Entries from a dataset of interfaces:

━━━━━━━━

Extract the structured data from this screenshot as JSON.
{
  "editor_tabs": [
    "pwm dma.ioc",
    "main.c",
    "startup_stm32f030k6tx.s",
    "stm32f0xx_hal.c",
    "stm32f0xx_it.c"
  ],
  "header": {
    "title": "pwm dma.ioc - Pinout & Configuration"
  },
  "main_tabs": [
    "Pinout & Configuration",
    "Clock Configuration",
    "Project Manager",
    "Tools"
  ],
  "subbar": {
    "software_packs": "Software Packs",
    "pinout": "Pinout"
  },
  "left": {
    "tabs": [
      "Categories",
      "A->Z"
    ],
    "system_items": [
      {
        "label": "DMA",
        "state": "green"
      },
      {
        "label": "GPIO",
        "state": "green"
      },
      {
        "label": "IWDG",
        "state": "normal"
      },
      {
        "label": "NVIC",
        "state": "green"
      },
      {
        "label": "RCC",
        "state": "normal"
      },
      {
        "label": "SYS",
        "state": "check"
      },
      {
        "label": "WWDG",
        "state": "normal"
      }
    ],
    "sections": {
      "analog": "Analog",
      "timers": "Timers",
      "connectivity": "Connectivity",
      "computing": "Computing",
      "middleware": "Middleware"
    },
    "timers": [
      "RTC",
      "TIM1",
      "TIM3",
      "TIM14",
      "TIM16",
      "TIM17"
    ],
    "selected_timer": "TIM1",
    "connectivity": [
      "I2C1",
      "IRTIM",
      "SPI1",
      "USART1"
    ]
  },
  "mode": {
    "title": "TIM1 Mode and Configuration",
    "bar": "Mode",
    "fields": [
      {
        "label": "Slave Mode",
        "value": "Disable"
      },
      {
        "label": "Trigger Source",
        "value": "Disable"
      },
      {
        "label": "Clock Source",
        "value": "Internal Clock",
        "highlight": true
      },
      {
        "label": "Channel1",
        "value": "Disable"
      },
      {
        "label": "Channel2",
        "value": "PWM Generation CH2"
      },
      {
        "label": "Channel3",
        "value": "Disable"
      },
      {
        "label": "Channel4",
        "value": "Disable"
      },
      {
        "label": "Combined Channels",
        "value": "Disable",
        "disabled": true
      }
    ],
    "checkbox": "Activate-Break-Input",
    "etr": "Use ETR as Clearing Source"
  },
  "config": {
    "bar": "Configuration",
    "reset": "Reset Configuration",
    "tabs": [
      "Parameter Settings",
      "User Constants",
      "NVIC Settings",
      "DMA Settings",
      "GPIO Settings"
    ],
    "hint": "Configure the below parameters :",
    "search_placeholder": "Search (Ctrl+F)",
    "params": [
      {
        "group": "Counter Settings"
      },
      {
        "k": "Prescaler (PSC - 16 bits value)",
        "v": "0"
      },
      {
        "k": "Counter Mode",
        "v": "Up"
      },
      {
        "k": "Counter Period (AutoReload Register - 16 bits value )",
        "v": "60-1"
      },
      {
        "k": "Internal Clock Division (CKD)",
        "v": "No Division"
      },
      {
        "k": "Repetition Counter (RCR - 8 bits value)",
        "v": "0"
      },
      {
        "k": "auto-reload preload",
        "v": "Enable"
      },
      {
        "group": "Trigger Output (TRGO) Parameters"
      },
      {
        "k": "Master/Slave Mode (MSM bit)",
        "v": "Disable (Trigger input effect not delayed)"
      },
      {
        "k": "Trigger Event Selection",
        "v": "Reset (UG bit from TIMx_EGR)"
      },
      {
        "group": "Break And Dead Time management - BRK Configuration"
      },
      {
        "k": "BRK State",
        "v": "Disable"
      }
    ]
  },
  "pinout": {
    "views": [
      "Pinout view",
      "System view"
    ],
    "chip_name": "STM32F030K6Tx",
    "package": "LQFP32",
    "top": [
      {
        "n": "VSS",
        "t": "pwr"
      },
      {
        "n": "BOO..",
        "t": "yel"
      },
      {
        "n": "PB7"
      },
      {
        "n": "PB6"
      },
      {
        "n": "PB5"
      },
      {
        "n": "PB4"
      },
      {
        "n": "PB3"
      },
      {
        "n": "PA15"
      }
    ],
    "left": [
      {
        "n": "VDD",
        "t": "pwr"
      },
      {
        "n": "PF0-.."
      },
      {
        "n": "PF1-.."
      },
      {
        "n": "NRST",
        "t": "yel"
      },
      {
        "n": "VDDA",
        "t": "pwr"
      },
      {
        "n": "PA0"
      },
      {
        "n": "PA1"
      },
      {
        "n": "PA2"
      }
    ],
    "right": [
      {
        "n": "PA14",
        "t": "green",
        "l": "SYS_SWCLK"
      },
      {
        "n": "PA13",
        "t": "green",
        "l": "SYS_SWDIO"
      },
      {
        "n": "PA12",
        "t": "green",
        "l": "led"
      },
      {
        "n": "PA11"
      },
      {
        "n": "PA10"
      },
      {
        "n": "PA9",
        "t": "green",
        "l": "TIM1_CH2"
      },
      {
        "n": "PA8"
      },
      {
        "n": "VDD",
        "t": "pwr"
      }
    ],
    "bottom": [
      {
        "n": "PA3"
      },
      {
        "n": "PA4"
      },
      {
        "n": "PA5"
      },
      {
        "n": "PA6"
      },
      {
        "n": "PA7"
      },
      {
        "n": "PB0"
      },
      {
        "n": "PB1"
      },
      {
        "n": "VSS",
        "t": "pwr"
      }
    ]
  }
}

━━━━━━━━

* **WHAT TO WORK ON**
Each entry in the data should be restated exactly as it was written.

* **TASK RESULT**
Extract the structured data from this screenshot as JSON.
{
  "editor_tabs": [
    "pwm dma.ioc",
    "main.c",
    "startup_stm32f030k6tx.s",
    "stm32f0xx_hal.c",
    "stm32f0xx_it.c"
  ],
  "header": {
    "title": "pwm dma.ioc - Pinout & Configuration"
  },
  "main_tabs": [
    "Pinout & Configuration",
    "Clock Configuration",
    "Project Manager",
    "Tools"
  ],
  "subbar": {
    "software_packs": "Software Packs",
    "pinout": "Pinout"
  },
  "left": {
    "tabs": [
      "Categories",
      "A->Z"
    ],
    "system_items": [
      {
        "label": "DMA",
        "state": "green"
      },
      {
        "label": "GPIO",
        "state": "green"
      },
      {
        "label": "IWDG",
        "state": "normal"
      },
      {
        "label": "NVIC",
        "state": "green"
      },
      {
        "label": "RCC",
        "state": "normal"
      },
      {
        "label": "SYS",
        "state": "check"
      },
      {
        "label": "WWDG",
        "state": "normal"
      }
    ],
    "sections": {
      "analog": "Analog",
      "timers": "Timers",
      "connectivity": "Connectivity",
      "computing": "Computing",
      "middleware": "Middleware"
    },
    "timers": [
      "RTC",
      "TIM1",
      "TIM3",
      "TIM14",
      "TIM16",
      "TIM17"
    ],
    "selected_timer": "TIM1",
    "connectivity": [
      "I2C1",
      "IRTIM",
      "SPI1",
      "USART1"
    ]
  },
  "mode": {
    "title": "TIM1 Mode and Configuration",
    "bar": "Mode",
    "fields": [
      {
        "label": "Slave Mode",
        "value": "Disable"
      },
      {
        "label": "Trigger Source",
        "value": "Disable"
      },
      {
        "label": "Clock Source",
        "value": "Internal Clock",
        "highlight": true
      },
      {
        "label": "Channel1",
        "value": "Disable"
      },
      {
        "label": "Channel2",
        "value": "PWM Generation CH2"
      },
      {
        "label": "Channel3",
        "value": "Disable"
      },
      {
        "label": "Channel4",
        "value": "Disable"
      },
      {
        "label": "Combined Channels",
        "value": "Disable",
        "disabled": true
      }
    ],
    "checkbox": "Activate-Break-Input",
    "etr": "Use ETR as Clearing Source"
  },
  "config": {
    "bar": "Configuration",
    "reset": "Reset Configuration",
    "tabs": [
      "Parameter Settings",
      "User Constants",
      "NVIC Settings",
      "DMA Settings",
      "GPIO Settings"
    ],
    "hint": "Configure the below parameters :",
    "search_placeholder": "Search (Ctrl+F)",
    "params": [
      {
        "group": "Counter Settings"
      },
      {
        "k": "Prescaler (PSC - 16 bits value)",
        "v": "0"
      },
      {
        "k": "Counter Mode",
        "v": "Up"
      },
      {
        "k": "Counter Period (AutoReload Register - 16 bits value )",
        "v": "60-1"
      },
      {
        "k": "Internal Clock Division (CKD)",
        "v": "No Division"
      },
      {
        "k": "Repetition Counter (RCR - 8 bits value)",
        "v": "0"
      },
      {
        "k": "auto-reload preload",
        "v": "Enable"
      },
      {
        "group": "Trigger Output (TRGO) Parameters"
      },
      {
        "k": "Master/Slave Mode (MSM bit)",
        "v": "Disable (Trigger input effect not delayed)"
      },
      {
        "k": "Trigger Event Selection",
        "v": "Reset (UG bit from TIMx_EGR)"
      },
      {
        "group": "Break And Dead Time management - BRK Configuration"
      },
      {
        "k": "BRK State",
        "v": "Disable"
      }
    ]
  },
  "pinout": {
    "views": [
      "Pinout view",
      "System view"
    ],
    "chip_name": "STM32F030K6Tx",
    "package": "LQFP32",
    "top": [
      {
        "n": "VSS",
        "t": "pwr"
      },
      {
        "n": "BOO..",
        "t": "yel"
      },
      {
        "n": "PB7"
      },
      {
        "n": "PB6"
      },
      {
        "n": "PB5"
      },
      {
        "n": "PB4"
      },
      {
        "n": "PB3"
      },
      {
        "n": "PA15"
      }
    ],
    "left": [
      {
        "n": "VDD",
        "t": "pwr"
      },
      {
        "n": "PF0-.."
      },
      {
        "n": "PF1-.."
      },
      {
        "n": "NRST",
        "t": "yel"
      },
      {
        "n": "VDDA",
        "t": "pwr"
      },
      {
        "n": "PA0"
      },
      {
        "n": "PA1"
      },
      {
        "n": "PA2"
      }
    ],
    "right": [
      {
        "n": "PA14",
        "t": "green",
        "l": "SYS_SWCLK"
      },
      {
        "n": "PA13",
        "t": "green",
        "l": "SYS_SWDIO"
      },
      {
        "n": "PA12",
        "t": "green",
        "l": "led"
      },
      {
        "n": "PA11"
      },
      {
        "n": "PA10"
      },
      {
        "n": "PA9",
        "t": "green",
        "l": "TIM1_CH2"
      },
      {
        "n": "PA8"
      },
      {
        "n": "VDD",
        "t": "pwr"
      }
    ],
    "bottom": [
      {
        "n": "PA3"
      },
      {
        "n": "PA4"
      },
      {
        "n": "PA5"
      },
      {
        "n": "PA6"
      },
      {
        "n": "PA7"
      },
      {
        "n": "PB0"
      },
      {
        "n": "PB1"
      },
      {
        "n": "VSS",
        "t": "pwr"
      }
    ]
  }
}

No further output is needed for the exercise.